Indus Water Treaty

Date: 17 October 2019 Tags: India & World

Issue

Prime Minister Narendra Modi has promised the farmers of Haryana that the river water which belongs to India under Indus Water Treaty, but is flowing to Pakistan would soon get diverted to the fields of Haryana and Rajasthan for the benefit of agriculture in the state.

 

Background

India shares its water with Pakistan under the Indus Waters Treaty. For many decades, India has allowed its share of water also to go to Pakistan without full utilisation.

 

Details

  • indus-river.jpgIndus Waters Treaty was signed on September 19, 1960, between India and Pakistan and brokered by the World Bank.

  • The treaty fixed and delimited the rights and obligations of both countries concerning the use of the waters of the Indus River system.

  • The Indus River system has been used for irrigation since time immemorial. During the period of British rule in India, large canal systems were constructed, and old canal systems and inundation channels were revived and modernized.

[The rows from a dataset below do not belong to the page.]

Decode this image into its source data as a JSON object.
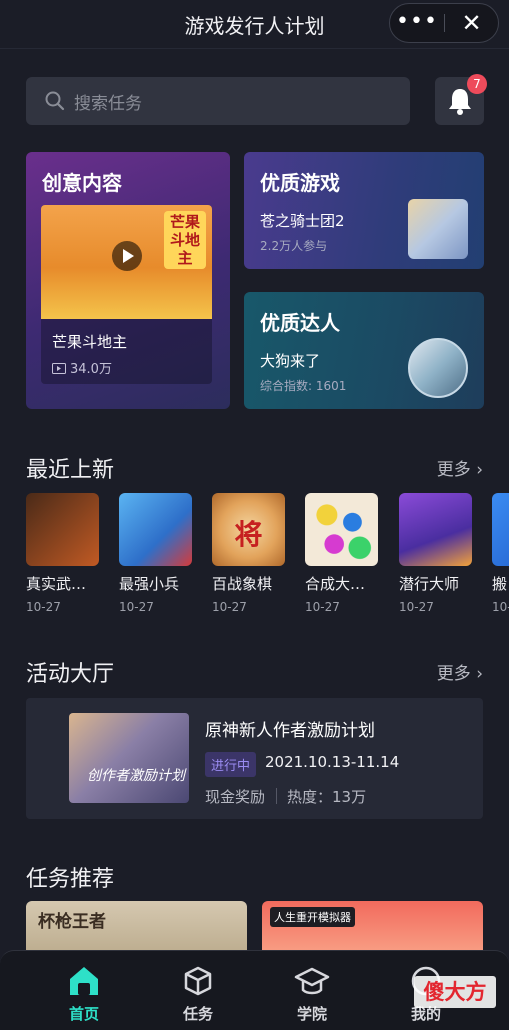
{
  "header": {
    "title": "游戏发行人计划",
    "more_icon": "more-dots-icon",
    "close_icon": "close-icon"
  },
  "search": {
    "placeholder": "搜索任务",
    "icon": "search-icon"
  },
  "notification": {
    "icon": "bell-icon",
    "badge": "7"
  },
  "cards": {
    "creative": {
      "title": "创意内容",
      "video_name": "芒果斗地主",
      "views": "34.0万",
      "logo_text": "芒果斗地主"
    },
    "quality_game": {
      "title": "优质游戏",
      "game_name": "苍之骑士团2",
      "participants": "2.2万人参与"
    },
    "quality_talent": {
      "title": "优质达人",
      "name": "大狗来了",
      "score": "综合指数: 1601"
    }
  },
  "recent": {
    "title": "最近上新",
    "more": "更多",
    "games": [
      {
        "name": "真实武…",
        "date": "10-27",
        "color": "#7a3b1c"
      },
      {
        "name": "最强小兵",
        "date": "10-27",
        "color": "#3d8ed8"
      },
      {
        "name": "百战象棋",
        "date": "10-27",
        "color": "#e2a35b"
      },
      {
        "name": "合成大…",
        "date": "10-27",
        "color": "#8c63d9"
      },
      {
        "name": "潜行大师",
        "date": "10-27",
        "color": "#6a3bb8"
      },
      {
        "name": "搬",
        "date": "10-",
        "color": "#2b6fd6"
      }
    ]
  },
  "events": {
    "title": "活动大厅",
    "more": "更多",
    "item": {
      "title": "原神新人作者激励计划",
      "status": "进行中",
      "dates": "2021.10.13-11.14",
      "reward": "现金奖励",
      "heat": "热度：13万",
      "poster_text": "创作者激励计划"
    }
  },
  "tasks": {
    "title": "任务推荐",
    "card1_text": "杯枪王者",
    "card2_text": "人生重开模拟器"
  },
  "tabbar": [
    {
      "label": "首页",
      "icon": "home-icon",
      "active": true
    },
    {
      "label": "任务",
      "icon": "task-box-icon",
      "active": false
    },
    {
      "label": "学院",
      "icon": "graduation-cap-icon",
      "active": false
    },
    {
      "label": "我的",
      "icon": "profile-icon",
      "active": false
    }
  ],
  "watermark": "傻大方",
  "colors": {
    "accent": "#2ee0c8",
    "badge": "#ee4b5b",
    "background": "#1b1d27"
  }
}
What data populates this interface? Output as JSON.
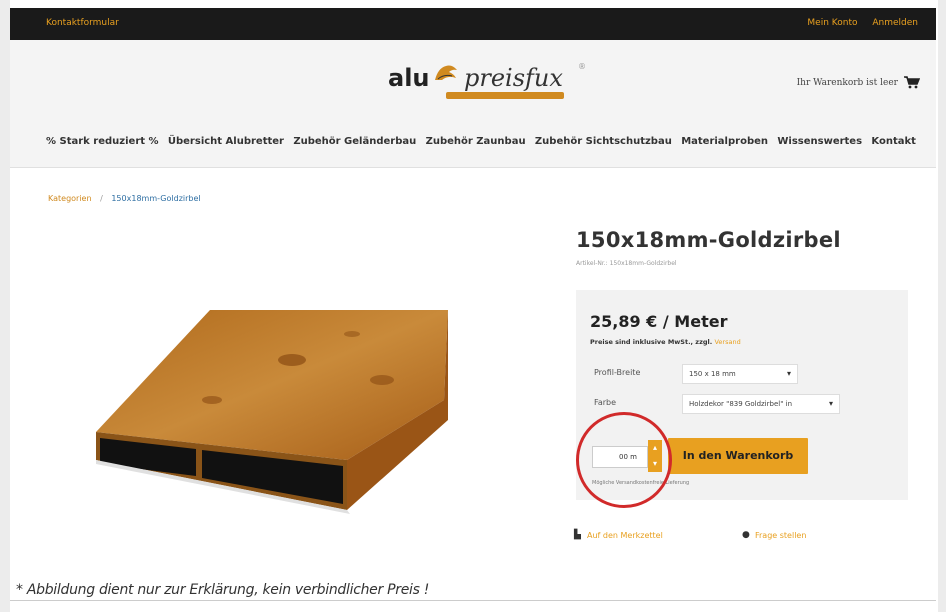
{
  "topbar": {
    "left_link": "Kontaktformular",
    "right_links": [
      "Mein Konto",
      "Anmelden"
    ]
  },
  "logo": {
    "alu": "alu",
    "preis": "preisfux",
    "reg": "®"
  },
  "cart": {
    "label": "Ihr Warenkorb ist leer",
    "icon": "cart-icon"
  },
  "nav": {
    "items": [
      "% Stark reduziert %",
      "Übersicht Alubretter",
      "Zubehör Geländerbau",
      "Zubehör Zaunbau",
      "Zubehör Sichtschutzbau",
      "Materialproben",
      "Wissenswertes",
      "Kontakt"
    ]
  },
  "breadcrumb": {
    "root": "Kategorien",
    "sep": "/",
    "current": "150x18mm-Goldzirbel"
  },
  "product": {
    "title": "150x18mm-Goldzirbel",
    "subtitle": "Artikel-Nr.: 150x18mm-Goldzirbel",
    "price": "25,89 € / Meter",
    "tax_text": "Preise sind inklusive MwSt., zzgl.",
    "shipping_link": "Versand",
    "options": [
      {
        "label": "Profil-Breite",
        "value": "150 x 18 mm"
      },
      {
        "label": "Farbe",
        "value": "Holzdekor \"839 Goldzirbel\" in"
      }
    ],
    "quantity": "00 m",
    "add_to_cart": "In den Warenkorb",
    "hint": "Mögliche Versandkostenfreie Lieferung",
    "links": {
      "wishlist": "Auf den Merkzettel",
      "question": "Frage stellen"
    }
  },
  "disclaimer": "* Abbildung dient nur zur Erklärung, kein verbindlicher Preis !",
  "colors": {
    "accent": "#e8a020",
    "topbar": "#1a1a1a",
    "highlight_circle": "#d12a2a"
  }
}
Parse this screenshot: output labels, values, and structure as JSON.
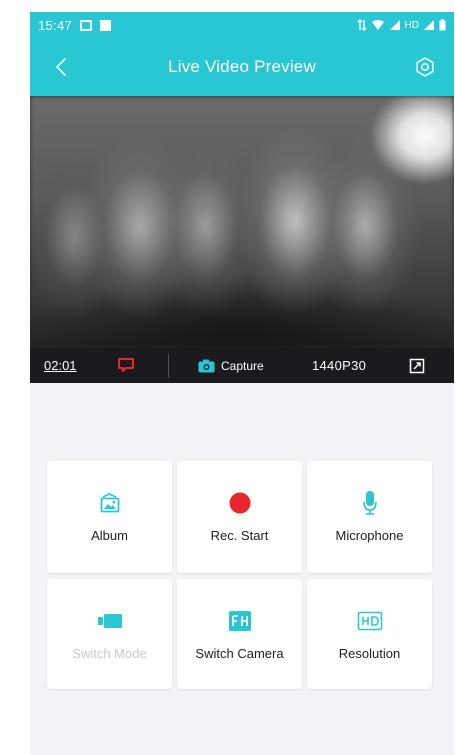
{
  "status_bar": {
    "time": "15:47",
    "right_text": "HD"
  },
  "nav": {
    "title": "Live Video Preview",
    "back_icon": "chevron-left-icon",
    "settings_icon": "gear-icon"
  },
  "video": {
    "recording_time": "02:01",
    "capture_label": "Capture",
    "resolution": "1440P30"
  },
  "controls": [
    {
      "label": "Album",
      "icon": "album-icon",
      "enabled": true
    },
    {
      "label": "Rec. Start",
      "icon": "record-icon",
      "enabled": true
    },
    {
      "label": "Microphone",
      "icon": "microphone-icon",
      "enabled": true
    },
    {
      "label": "Switch Mode",
      "icon": "video-camera-icon",
      "enabled": false
    },
    {
      "label": "Switch Camera",
      "icon": "switch-camera-icon",
      "enabled": true
    },
    {
      "label": "Resolution",
      "icon": "hd-icon",
      "enabled": true
    }
  ],
  "colors": {
    "accent": "#29c6d3",
    "record": "#e8262b",
    "disabled": "#c7c9cd",
    "background": "#f2f3f6"
  }
}
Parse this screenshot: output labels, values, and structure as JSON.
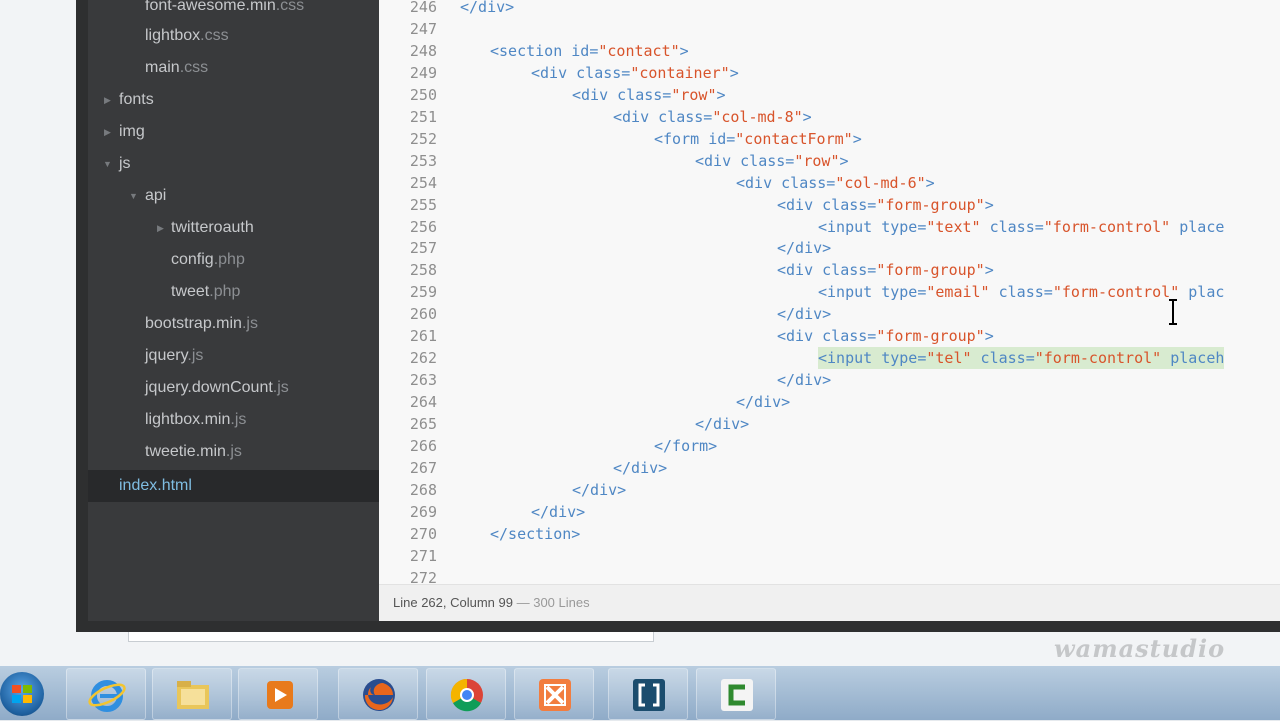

  •  After partition, the water system was bifurcated, with the headworks in India and the canals running through Pakistan. This created tensions on both side.

  • The treaty gave the waters of the western rivers, the Indus, Jhelum, and Chenab to Pakistan and those of the eastern rivers, the Ravi, Beas, and Sutlej to India. It also provided for the funding and building of dams, link canals, barrages, and tube wells.

  • Currently India has built the Kishanganga dam in Kashmir and continued work on the Ratle hydroelectric power station on the Chenab River despite Pakistan’s objections.

Current status

  • Currently India has been under utilising its share of river water and is allowing them to pass to Pakistan. India plans to develop various other projects like Shahpurkandi to store and use its water share.

  • Water has been extensively used as a strategic tool to put pressure on Pakistan, with India threatening to suspend treaty is Pakistan does not mend its way.

  • Pakistan’s economy is heavily agriculture based and is fully dependent on irrigation from rivers. Stopping river water flow will put additional pressure on Pakistani government to provide drinking water as well as irrigation water for its citizens.